╭──

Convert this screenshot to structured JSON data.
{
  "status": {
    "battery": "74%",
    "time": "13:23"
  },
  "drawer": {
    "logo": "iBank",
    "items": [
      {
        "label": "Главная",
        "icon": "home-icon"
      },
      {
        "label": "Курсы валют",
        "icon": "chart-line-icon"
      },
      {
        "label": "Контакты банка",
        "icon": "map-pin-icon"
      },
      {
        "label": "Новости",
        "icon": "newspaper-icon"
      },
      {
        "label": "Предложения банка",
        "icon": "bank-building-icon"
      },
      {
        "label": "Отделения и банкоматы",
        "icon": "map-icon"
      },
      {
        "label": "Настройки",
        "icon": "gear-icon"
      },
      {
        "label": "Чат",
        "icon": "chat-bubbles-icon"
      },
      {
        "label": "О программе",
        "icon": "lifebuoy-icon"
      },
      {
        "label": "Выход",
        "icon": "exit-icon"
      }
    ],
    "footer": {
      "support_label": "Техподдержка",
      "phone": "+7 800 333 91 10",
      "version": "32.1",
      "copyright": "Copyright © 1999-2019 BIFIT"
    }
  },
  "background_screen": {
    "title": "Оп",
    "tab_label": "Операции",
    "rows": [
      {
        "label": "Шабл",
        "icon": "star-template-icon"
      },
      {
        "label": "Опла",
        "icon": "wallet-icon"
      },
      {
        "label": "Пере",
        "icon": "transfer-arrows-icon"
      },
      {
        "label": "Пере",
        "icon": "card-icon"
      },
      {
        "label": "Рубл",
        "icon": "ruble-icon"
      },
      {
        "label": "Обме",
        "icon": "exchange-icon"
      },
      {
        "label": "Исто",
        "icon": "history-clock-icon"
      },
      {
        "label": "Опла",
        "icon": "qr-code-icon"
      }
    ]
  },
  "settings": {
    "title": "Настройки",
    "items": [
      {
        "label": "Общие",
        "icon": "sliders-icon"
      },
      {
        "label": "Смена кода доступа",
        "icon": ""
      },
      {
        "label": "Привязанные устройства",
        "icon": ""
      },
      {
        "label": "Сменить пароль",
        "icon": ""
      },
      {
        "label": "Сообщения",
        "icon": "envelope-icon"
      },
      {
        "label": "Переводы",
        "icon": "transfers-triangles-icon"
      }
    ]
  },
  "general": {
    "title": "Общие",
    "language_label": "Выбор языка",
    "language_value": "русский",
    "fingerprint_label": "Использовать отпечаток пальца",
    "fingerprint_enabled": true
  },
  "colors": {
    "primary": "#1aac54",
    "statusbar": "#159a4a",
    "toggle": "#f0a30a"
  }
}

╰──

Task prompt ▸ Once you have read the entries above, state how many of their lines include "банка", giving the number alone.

Answer section ▸ 2